Escalante adheres to the Scala style guide with the addition of these rules:

  • Preferably, stick to lines of 80 characters maximum, but if it needs to be exceeded, please avoid lines greater than 100 columns, otherwise reading or reviewing code in sites, such as GitHub, becomes a problem.

  • Use short names for small scopes: is, js and ks are all but expected in loops.

  • Use longer names for larger scopes: External APIs should have longer and explanatory names that confer meaning. Future.collect not Future.all.

  • Avoid esoteric abbreviations, common ones are Ok. Everyone knows ok, err or defn whereas sfri is not so common.

  • Don't rebind names for different uses. Use vals.

  • Avoid using overloading reserved names. Use active names for operations with side effects user.activate() not user.setActive()

  • Use descriptive names for methods that return values src.isDefined not src.defined.

  • Don't prefix getters with get. As per the previous rule, it's redundant: site.count not site.getCount

  • Use braces when importing several names from a package:

    import io.escalante.modules.{JBossModule, JBossModulesRepository}

  • Use wildcards when more than six names are imported (Don't apply this blindly: some packages export too many names). e.g.:

    import io.escalante.modules._

  • When using collections, qualify names by importing scala.collection.immutable and/or scala.collection.mutable. Mutable and immutable collections have dual names. Qualifiying the names makes is obvious to the reader which variant is being used (e.g. "immutable.Map").

  • Do not use relative imports from other packages

  • Put imports at the top of the file. The reader can refer to all imports in one place.


Escalante uses Maven as build system. To find detailed instructions on how to build Escalante, including the project structure, please check the build instructions in the Escalante source code.

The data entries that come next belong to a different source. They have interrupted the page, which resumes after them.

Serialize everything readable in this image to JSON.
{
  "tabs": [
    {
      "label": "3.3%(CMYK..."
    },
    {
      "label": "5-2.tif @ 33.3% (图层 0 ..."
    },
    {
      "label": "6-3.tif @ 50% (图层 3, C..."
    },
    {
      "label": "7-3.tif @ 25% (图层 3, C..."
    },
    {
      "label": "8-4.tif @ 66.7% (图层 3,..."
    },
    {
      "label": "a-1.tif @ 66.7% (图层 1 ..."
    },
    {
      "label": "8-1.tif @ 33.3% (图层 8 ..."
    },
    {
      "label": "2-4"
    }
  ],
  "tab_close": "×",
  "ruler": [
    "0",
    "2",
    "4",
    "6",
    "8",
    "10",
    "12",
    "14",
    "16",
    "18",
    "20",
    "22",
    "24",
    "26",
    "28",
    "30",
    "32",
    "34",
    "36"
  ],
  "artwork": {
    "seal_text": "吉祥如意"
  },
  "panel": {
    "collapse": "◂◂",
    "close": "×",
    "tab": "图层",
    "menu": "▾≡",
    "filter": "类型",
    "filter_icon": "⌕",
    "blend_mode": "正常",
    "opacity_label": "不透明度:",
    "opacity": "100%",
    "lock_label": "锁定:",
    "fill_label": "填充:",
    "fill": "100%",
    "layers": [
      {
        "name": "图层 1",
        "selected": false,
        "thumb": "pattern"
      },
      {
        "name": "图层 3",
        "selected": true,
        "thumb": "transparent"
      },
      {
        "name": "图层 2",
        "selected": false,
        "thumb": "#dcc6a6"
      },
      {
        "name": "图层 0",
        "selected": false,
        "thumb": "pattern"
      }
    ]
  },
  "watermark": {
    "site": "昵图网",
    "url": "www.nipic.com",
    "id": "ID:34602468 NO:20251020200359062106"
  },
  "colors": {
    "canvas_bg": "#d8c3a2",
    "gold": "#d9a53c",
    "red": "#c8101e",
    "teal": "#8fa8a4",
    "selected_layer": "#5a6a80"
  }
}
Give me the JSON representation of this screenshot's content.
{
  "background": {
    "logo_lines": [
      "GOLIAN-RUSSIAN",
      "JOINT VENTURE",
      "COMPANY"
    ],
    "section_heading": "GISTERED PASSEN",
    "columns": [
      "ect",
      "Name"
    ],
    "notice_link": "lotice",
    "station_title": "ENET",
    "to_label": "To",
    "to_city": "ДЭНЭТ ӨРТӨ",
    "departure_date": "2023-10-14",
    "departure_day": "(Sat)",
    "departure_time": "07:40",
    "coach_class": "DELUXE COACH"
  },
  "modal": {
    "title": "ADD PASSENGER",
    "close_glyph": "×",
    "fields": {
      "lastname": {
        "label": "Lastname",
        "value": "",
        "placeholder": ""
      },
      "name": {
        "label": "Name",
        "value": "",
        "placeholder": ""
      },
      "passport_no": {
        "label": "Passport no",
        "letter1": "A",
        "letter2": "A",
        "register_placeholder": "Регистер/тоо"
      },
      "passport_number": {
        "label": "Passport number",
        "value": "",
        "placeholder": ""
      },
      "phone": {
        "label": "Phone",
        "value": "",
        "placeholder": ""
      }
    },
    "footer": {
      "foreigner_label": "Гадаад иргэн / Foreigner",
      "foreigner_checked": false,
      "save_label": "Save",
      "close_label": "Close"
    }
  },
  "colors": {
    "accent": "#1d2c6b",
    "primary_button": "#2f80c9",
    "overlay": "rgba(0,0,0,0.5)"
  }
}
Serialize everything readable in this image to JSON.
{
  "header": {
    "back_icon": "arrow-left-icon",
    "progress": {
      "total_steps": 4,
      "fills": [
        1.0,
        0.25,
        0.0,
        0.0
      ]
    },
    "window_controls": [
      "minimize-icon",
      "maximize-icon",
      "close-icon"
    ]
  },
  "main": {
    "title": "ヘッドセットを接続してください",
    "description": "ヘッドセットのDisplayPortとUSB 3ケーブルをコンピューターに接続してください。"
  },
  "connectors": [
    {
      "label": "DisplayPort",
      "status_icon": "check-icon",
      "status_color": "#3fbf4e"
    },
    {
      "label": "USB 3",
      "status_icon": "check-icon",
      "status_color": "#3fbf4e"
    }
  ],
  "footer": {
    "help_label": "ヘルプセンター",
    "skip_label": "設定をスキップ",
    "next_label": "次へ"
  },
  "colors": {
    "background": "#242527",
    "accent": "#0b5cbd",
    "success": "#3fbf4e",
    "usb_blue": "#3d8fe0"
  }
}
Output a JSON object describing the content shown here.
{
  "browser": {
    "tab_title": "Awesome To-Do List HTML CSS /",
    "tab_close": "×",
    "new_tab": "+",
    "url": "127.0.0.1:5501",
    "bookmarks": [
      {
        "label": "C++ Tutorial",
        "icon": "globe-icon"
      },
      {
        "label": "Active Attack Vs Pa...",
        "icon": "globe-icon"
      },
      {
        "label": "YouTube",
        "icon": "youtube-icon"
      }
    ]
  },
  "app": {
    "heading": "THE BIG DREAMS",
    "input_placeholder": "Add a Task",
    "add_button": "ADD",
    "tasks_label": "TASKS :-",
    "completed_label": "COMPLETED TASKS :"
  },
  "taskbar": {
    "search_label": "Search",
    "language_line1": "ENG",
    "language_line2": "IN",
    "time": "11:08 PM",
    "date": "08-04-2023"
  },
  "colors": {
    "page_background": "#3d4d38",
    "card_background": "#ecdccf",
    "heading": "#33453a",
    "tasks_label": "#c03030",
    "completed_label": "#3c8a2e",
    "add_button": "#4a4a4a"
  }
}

IDE Setup For Contributors

The majority of Escalante's source currently requires Scala 2.8, but there is one integration test project that requires Scala 2.9 in order to test deployments with this Scala version.

Currently, the only IDE that supports multiple Scala versions within the same workspace is IntelliJ IDEA. Unfortunately, to compile Scala code, Eclipse requires Scala IDE which can only be installed for either Scala 2.8 or 2.9. So, if you're an Eclipse user, you'll need two Scala installations to develop Escalante: one to compile Scala 2.8 source code, and another to compile Scala 2.9 source code.

With this in mind, here are the set up instructions for each of the IDEs.

IntelliJ IDEA






Continuous Integration



Contribution Style Requirements

Spelling, license headers, check-in comments



Occasional Contributor (merge with Committing your work)


Fequent Contributor


Project Admin


Contributor License Agreement


Publishing Snapshots


Writing Documentation and FAQs